Pan flute. It consists of 3 or more pipes made from bamboo, giant cane or metal of gradually increasing length stopped at one end. The pipes vary in their length from 10 to 120 centimeters. Each pipe has its own name and big pan flutes require two musicians to perform.
Bleur. An Indonesian longitudinal flute with a wind-cap and 6 holes for playing. Usually it is made from ebony, decorated by carving. It is used as a solo or ensemble instrument.
Malaysian flute. A Malaysian longitudinal whistle-mouthpiece flute shaped like a dragon. It is made from mahogany. It is used in religious rites for abasing the spirit of the dragon – a highly revered entity in Malaysia.

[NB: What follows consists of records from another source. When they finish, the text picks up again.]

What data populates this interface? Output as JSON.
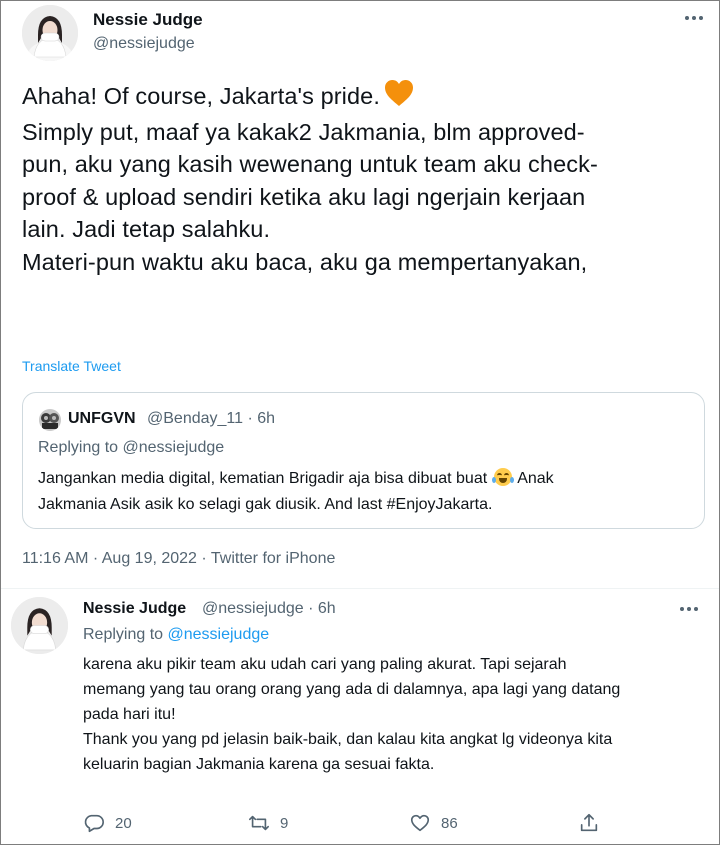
{
  "main_tweet": {
    "author_name": "Nessie Judge",
    "author_handle": "@nessiejudge",
    "lines": [
      "Ahaha! Of course, Jakarta's pride.",
      "",
      "Simply put, maaf ya kakak2 Jakmania, blm approved-",
      "pun, aku yang kasih wewenang untuk team aku check-",
      "proof & upload sendiri ketika aku lagi ngerjain kerjaan",
      "lain. Jadi tetap salahku.",
      "",
      "Materi-pun waktu aku baca, aku ga mempertanyakan,"
    ],
    "emoji": "orange-heart",
    "translate_label": "Translate Tweet",
    "timestamp": "11:16 AM · Aug 19, 2022 · Twitter for iPhone"
  },
  "quote": {
    "author_name": "UNFGVN",
    "meta": "@Benday_11 · 6h",
    "replying_to": "Replying to @nessiejudge",
    "body_part1": "Jangankan media digital, kematian Brigadir aja bisa dibuat buat",
    "emoji": "face-with-tears-of-joy",
    "body_part2": " Anak",
    "body_line2": "Jakmania Asik asik ko selagi gak diusik. And last #EnjoyJakarta."
  },
  "reply": {
    "author_name": "Nessie Judge",
    "meta": "@nessiejudge · 6h",
    "replying_prefix": "Replying to ",
    "replying_handle": "@nessiejudge",
    "lines": [
      "karena aku pikir team aku udah cari yang paling akurat. Tapi sejarah",
      "memang yang tau orang orang yang ada di dalamnya, apa lagi yang datang",
      "pada hari itu!",
      "",
      "Thank you yang pd jelasin baik-baik, dan kalau kita angkat lg videonya kita",
      "keluarin bagian Jakmania karena ga sesuai fakta."
    ],
    "actions": {
      "reply_count": "20",
      "retweet_count": "9",
      "like_count": "86"
    }
  },
  "colors": {
    "text": "#0f1419",
    "secondary": "#536471",
    "link": "#1d9bf0",
    "heart": "#f4900c"
  }
}
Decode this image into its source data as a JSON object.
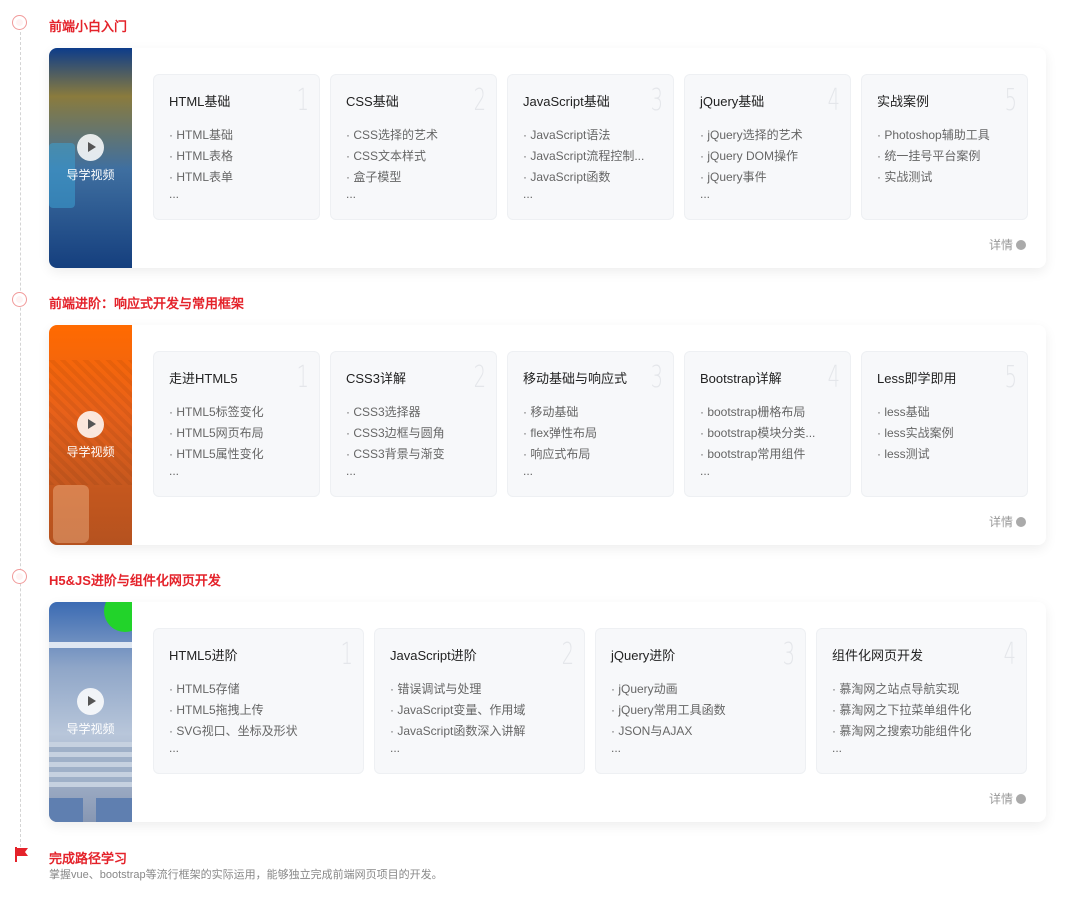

Kalyuka. A Russian longitudinal overtone flute lacking playing holes. The tones of the kalyuka are based on natural harmonics and when in need of additional tones the player sings them imitating the strident and husky sound of the instrument.
Quray. A national instrument of the Bashkir people, a longitudinal, end blown flute made from the stem of umbelliferous plants. The Bashkir people say: “The quray has existed as long as we have”. From the time immemorial acclaimed quray performers have coupled their playing with the so-called overtone chanting. A quray performer is considered the top one if he can master the overtone chanting while playing the quray.
Bansuri. There are two varieties of this Indian woodwind instrument: transverse and fipple flutes, common in North India. The bansuri is made from a single hollow shaft of bamboo or reed. It typically has six holes; however there has been a tendency in recent years to use seven holes for added flexibility and correctness of pitch in the higher registers. It was previously only associated with folk music, but today it is found in Hindustani classical music and numerous other genres.
Pungi. This Indian wind instrument is usually made from a dried bottle gourd sometimes with the neck of the gourd carved for aesthetic purposes with two reed or bamboo pipes on the other end. In India the pungi is the instrument of choice of wandering fakirs and snake charmers. The pungi players use a technique called circular breathing when they are playing the instrument, so the pungi is played without pauses.
The world repute of the flute
Lots of renowned composers had pieces for the flute: Antonio Vivaldi, Johann Christian Bach, Georg Friedrich Handel, Jacques Martin Hotteterre, Michel de la Barre, Joseph Bodin de Michel Blavet (France), Jean Baptiste Loeillet (Flanders), Giovanni Battista Sammartini, Georg Philipp Telemann, Johann Adolph Hasse (Germany).
A few works featuring the flute are likely to live in our memory for a long time. Undoubtedly, it holds true for The Magic Flute (Die Zauberflote) - an opera in two acts composed by Wolfgang Amadeus Mozart to a German libretto by Emanuel Schikaneder or Karl Ludwig Giesecke (disputed).
Most operettas and musical comedies exhibit certain absurdity and clumsiness in their subjects and this opera is no exception. However, despite its clumsiness (or maybe because of it) the opera has always radiated the charm of a fairy-tale and was an immediate success from the very beginning. Unfortunately, Mozart did not benefit from it. He died thirty seven days after its opening night. As concerns Schikaneder, he managed to build a stark new theatre seven years later, using a fraction of profit from the ever popular opera, and topped it with a sculpture of himself. That was the heyday of his glory but 14 years later suffering from a mental disorder he died in misery like his friend Mozart. The work has outlived their creators and never ceases to be a source of enjoyment to admirers.
Mozart The Magic Flute
Intense Flute Beatboxing Skills - Recently we have witnessed rather unorthodox styles of playing the flute.
How about such quaint techniques?
What do you think?